-- What you are asked to do --
Your task is to output the data exactly as it stands.

-- Material for this exercise --
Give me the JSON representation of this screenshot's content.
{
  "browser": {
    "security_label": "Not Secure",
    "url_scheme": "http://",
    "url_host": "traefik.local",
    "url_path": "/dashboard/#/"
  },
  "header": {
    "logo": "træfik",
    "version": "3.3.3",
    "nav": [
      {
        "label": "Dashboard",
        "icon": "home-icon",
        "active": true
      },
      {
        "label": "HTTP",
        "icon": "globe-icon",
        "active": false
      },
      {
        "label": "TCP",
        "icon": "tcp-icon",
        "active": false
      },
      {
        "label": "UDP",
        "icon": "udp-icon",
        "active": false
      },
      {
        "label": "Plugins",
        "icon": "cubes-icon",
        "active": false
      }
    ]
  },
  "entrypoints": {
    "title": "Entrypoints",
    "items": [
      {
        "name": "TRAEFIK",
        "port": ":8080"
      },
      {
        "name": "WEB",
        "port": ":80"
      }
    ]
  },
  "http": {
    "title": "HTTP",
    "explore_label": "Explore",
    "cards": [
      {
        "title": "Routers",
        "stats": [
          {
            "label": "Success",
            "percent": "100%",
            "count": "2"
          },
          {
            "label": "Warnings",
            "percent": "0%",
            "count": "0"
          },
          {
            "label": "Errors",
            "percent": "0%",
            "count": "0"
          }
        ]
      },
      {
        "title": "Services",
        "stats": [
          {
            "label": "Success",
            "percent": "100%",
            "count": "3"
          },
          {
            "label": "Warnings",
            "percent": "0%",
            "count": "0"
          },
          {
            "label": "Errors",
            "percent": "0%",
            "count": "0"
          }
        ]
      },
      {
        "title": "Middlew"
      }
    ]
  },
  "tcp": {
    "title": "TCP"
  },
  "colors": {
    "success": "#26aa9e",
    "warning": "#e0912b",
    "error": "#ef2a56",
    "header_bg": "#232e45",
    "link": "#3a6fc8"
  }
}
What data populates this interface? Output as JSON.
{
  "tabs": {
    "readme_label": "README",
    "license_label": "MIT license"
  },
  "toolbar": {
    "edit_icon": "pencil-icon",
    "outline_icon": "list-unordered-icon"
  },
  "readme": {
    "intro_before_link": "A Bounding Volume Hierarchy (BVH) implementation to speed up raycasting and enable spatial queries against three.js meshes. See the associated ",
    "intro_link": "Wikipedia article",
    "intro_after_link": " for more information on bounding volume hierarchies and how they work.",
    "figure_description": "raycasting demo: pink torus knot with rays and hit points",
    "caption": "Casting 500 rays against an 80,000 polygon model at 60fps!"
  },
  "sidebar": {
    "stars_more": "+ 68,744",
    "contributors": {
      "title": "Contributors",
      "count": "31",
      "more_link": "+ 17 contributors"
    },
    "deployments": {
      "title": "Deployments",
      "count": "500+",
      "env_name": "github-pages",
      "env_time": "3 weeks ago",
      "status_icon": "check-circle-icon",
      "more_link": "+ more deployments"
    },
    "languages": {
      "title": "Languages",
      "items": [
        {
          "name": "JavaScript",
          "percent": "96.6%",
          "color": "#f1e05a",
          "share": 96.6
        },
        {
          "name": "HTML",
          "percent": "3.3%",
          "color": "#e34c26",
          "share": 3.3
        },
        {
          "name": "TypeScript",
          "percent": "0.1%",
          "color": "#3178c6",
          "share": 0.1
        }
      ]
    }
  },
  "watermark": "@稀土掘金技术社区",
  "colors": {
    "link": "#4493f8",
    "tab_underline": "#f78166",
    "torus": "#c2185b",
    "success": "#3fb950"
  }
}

-- Result --
Give me the JSON representation of this screenshot's content.
{
  "browser": {
    "security_label": "Not Secure",
    "url_scheme": "http://",
    "url_host": "traefik.local",
    "url_path": "/dashboard/#/"
  },
  "header": {
    "logo": "træfik",
    "version": "3.3.3",
    "nav": [
      {
        "label": "Dashboard",
        "icon": "home-icon",
        "active": true
      },
      {
        "label": "HTTP",
        "icon": "globe-icon",
        "active": false
      },
      {
        "label": "TCP",
        "icon": "tcp-icon",
        "active": false
      },
      {
        "label": "UDP",
        "icon": "udp-icon",
        "active": false
      },
      {
        "label": "Plugins",
        "icon": "cubes-icon",
        "active": false
      }
    ]
  },
  "entrypoints": {
    "title": "Entrypoints",
    "items": [
      {
        "name": "TRAEFIK",
        "port": ":8080"
      },
      {
        "name": "WEB",
        "port": ":80"
      }
    ]
  },
  "http": {
    "title": "HTTP",
    "explore_label": "Explore",
    "cards": [
      {
        "title": "Routers",
        "stats": [
          {
            "label": "Success",
            "percent": "100%",
            "count": "2"
          },
          {
            "label": "Warnings",
            "percent": "0%",
            "count": "0"
          },
          {
            "label": "Errors",
            "percent": "0%",
            "count": "0"
          }
        ]
      },
      {
        "title": "Services",
        "stats": [
          {
            "label": "Success",
            "percent": "100%",
            "count": "3"
          },
          {
            "label": "Warnings",
            "percent": "0%",
            "count": "0"
          },
          {
            "label": "Errors",
            "percent": "0%",
            "count": "0"
          }
        ]
      },
      {
        "title": "Middlew"
      }
    ]
  },
  "tcp": {
    "title": "TCP"
  },
  "colors": {
    "success": "#26aa9e",
    "warning": "#e0912b",
    "error": "#ef2a56",
    "header_bg": "#232e45",
    "link": "#3a6fc8"
  }
}
What data populates this interface? Output as JSON.
{
  "tabs": {
    "readme_label": "README",
    "license_label": "MIT license"
  },
  "toolbar": {
    "edit_icon": "pencil-icon",
    "outline_icon": "list-unordered-icon"
  },
  "readme": {
    "intro_before_link": "A Bounding Volume Hierarchy (BVH) implementation to speed up raycasting and enable spatial queries against three.js meshes. See the associated ",
    "intro_link": "Wikipedia article",
    "intro_after_link": " for more information on bounding volume hierarchies and how they work.",
    "figure_description": "raycasting demo: pink torus knot with rays and hit points",
    "caption": "Casting 500 rays against an 80,000 polygon model at 60fps!"
  },
  "sidebar": {
    "stars_more": "+ 68,744",
    "contributors": {
      "title": "Contributors",
      "count": "31",
      "more_link": "+ 17 contributors"
    },
    "deployments": {
      "title": "Deployments",
      "count": "500+",
      "env_name": "github-pages",
      "env_time": "3 weeks ago",
      "status_icon": "check-circle-icon",
      "more_link": "+ more deployments"
    },
    "languages": {
      "title": "Languages",
      "items": [
        {
          "name": "JavaScript",
          "percent": "96.6%",
          "color": "#f1e05a",
          "share": 96.6
        },
        {
          "name": "HTML",
          "percent": "3.3%",
          "color": "#e34c26",
          "share": 3.3
        },
        {
          "name": "TypeScript",
          "percent": "0.1%",
          "color": "#3178c6",
          "share": 0.1
        }
      ]
    }
  },
  "watermark": "@稀土掘金技术社区",
  "colors": {
    "link": "#4493f8",
    "tab_underline": "#f78166",
    "torus": "#c2185b",
    "success": "#3fb950"
  }
}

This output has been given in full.